Bitcoin, the world’s first cryptocurrency, has been gaining popularity since its inception in 2009. With its decentralized nature, limited supply, and high demand, Bitcoin has been considered by many as a store of value and a hedge against inflation. However, as the adoption and usage of Bitcoin increase, many people are wondering: when will Bitcoin’s…

Bitcoin, the world’s first cryptocurrency, has been gaining popularity since its inception in 2009. With its decentralized nature, limited supply, and high demand, Bitcoin has been considered by many as a store of value and a hedge against inflation. However, as the adoption and usage of Bitcoin increase, many people are wondering: when will Bitcoin’s supply run out?

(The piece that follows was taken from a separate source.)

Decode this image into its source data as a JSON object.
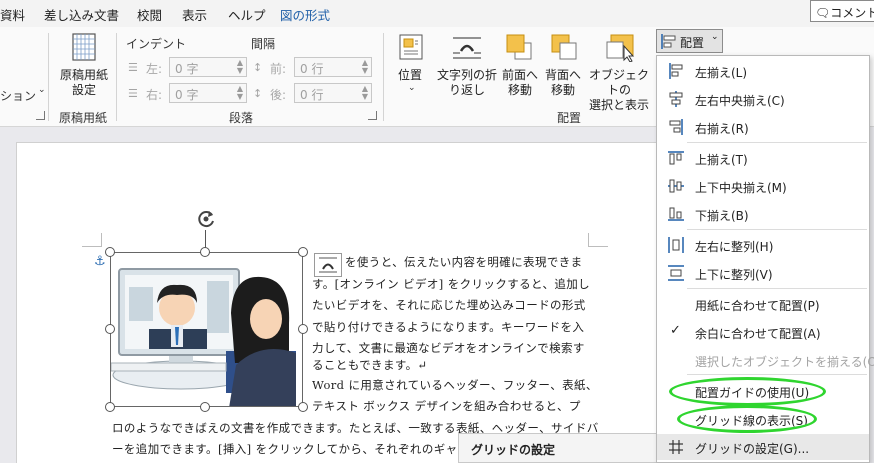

To understand when Bitcoin’s supply will run out, we need to first understand how Bitcoin works. Bitcoin is created through a process called mining, where powerful computers around the world compete to solve complex mathematical equations. When a miner solves a mathematical equation, they are rewarded with a certain amount of Bitcoin. This process is known as the Bitcoin block reward.

When Bitcoin was first created, the block reward was 50 Bitcoin per block. However, every 210,000 blocks, the block reward is halved. This means that after the first halving in 2012, the block reward was reduced to 25 Bitcoin per block. In 2016, the second halving occurred, reducing the block reward to 12.5 Bitcoin per block. The most recent halving occurred in 2020, reducing the block reward to 6.25 Bitcoin per block.

The halving of the block reward is designed to limit the total supply of Bitcoin to 21 million. This means that once all 21 million Bitcoin have been mined, no more Bitcoin will be created. Currently, there are approximately 18.7 million Bitcoin in circulation, leaving around 2.3 million Bitcoin left to be mined.

Based on the current block reward of 6.25 Bitcoin per block, it is estimated that the last Bitcoin will be mined around the year 2140. However, the rate at which Bitcoin is mined is not constant. The difficulty of the mathematical equations that miners must solve is adjusted every 2016 blocks, or approximately every two weeks. If the mining power of the network increases, the difficulty of the equations will increase, and if the mining power decreases, the difficulty will decrease.

As the mining difficulty increases, it becomes harder and harder to mine Bitcoin. This means that the rate at which new Bitcoin is mined will slow down over time. In fact, it is estimated that by 2030, around 99% of all Bitcoin will have been mined. This means that the remaining 1% of Bitcoin will take over 100 years to mine.

Once all 21 million Bitcoin have been mined, the only way to obtain Bitcoin will be through buying it on the open market. This could lead to an increase in the price of Bitcoin as demand for the limited supply increases. However, it is also possible that as the supply of Bitcoin becomes limited, people may start to lose interest in it as a currency or store of value.

In conclusion, Bitcoin’s supply will run out once all 21 million Bitcoin have been mined. Based on the current block reward of 6.25 Bitcoin per block, the last Bitcoin is estimated to be mined around the year 2140. However, the rate at which new Bitcoin is mined is not constant and will slow down over time as the mining difficulty increases. As the supply of Bitcoin becomes limited, its price may increase, but it is also possible that interest in Bitcoin may decrease. Only time will tell what the future holds for Bitcoin and its limited supply.